The Essential Scratch & Sniff Guide to Becoming a Wine Expert

on 31/12/13 at 11:12 am

Wine

51p122e2j-L._SX258_BO1,204,203,200_Taking The Snobbery Out Of Studying Wine

Talking about wine can be a bit intimidating, rife with terms like tannin and terroir. Master Sommelier Richard Betts is on a mission to help people enjoy wine as a grocery, not a luxury. Betts talks with NPR’s Jennifer Ludden about his book, The Essential Scratch and Sniff Guide to Becoming a Wine Expert.

JENNIFER LUDDEN, HOST:

It’s almost New Year’s Eve when the bubbly flows freely, as friends and family gather reflect on the year that was and raise a glass to the one to come. But it can be tricky to select the right bottle to present to your host or to accompany your own meal, especially if terms like tannin and terroir can make the whole endeavor feel intimidated.
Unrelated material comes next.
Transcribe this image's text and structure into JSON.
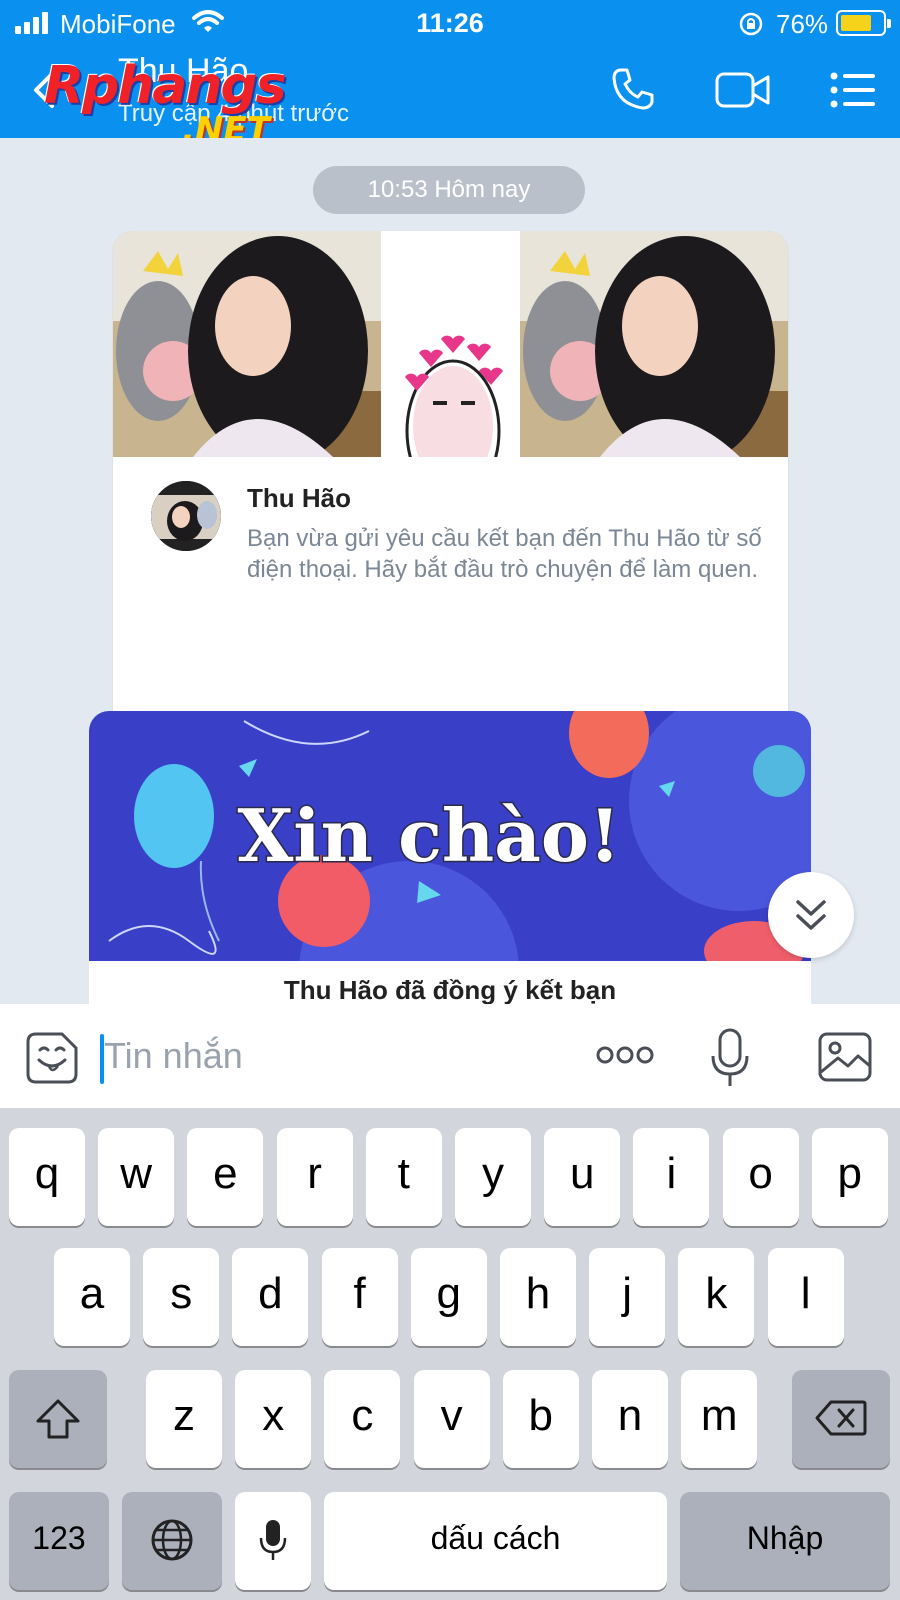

Enter Richard Betts. He is a master sommelier – another of those intimidating terms. But he’s on a mission to take the snobbery out of the enology. His new book is “The Essential Scratch and Sniff Guide to Becoming a Wine Expert.” And he joins me from member station KGNU in Boulder, Colorado. Richard Betts, welcome.

RICHARD BETTS: Thank you so much. Thanks for having me.

LUDDEN: Your basic message is that wine is a grocery, not a luxury. What do you mean?

BETTS: I took some time away from school and moved to Italy. But I think the most impactful part of that year was shopping for your groceries on a daily basis and setting the table. And when you set the table there, the table is never set unless there is wine upon it. And it’s just a part of everyday life.

LUDDEN: So you came away with your trip to Italy with this idea that wine is something everyone can enjoy, not just this elite crop of master sommeliers, as you are. How does one who doesn’t have your education go about then picking a bottle that we’re going to like?

BETTS: I mean the first thing to do is to trust yourself. Only you know what you like. So basically, if you like it, that’s the right answer.

LUDDEN: So you make it easy. You divide the smells – the tastes, really, in four main groups. What are they?

BETTS: Fruits, wood, earth, and then this sort of catch all, other, with fruit, earth and wood being the predominant three categories. And if we look at, let’s just say red wines, for example. We can break red wine and red wine grapes into two groups when it comes to fruit. They’re either predominantly red-fruited or their predominantly black-fruited.

MORE via NPR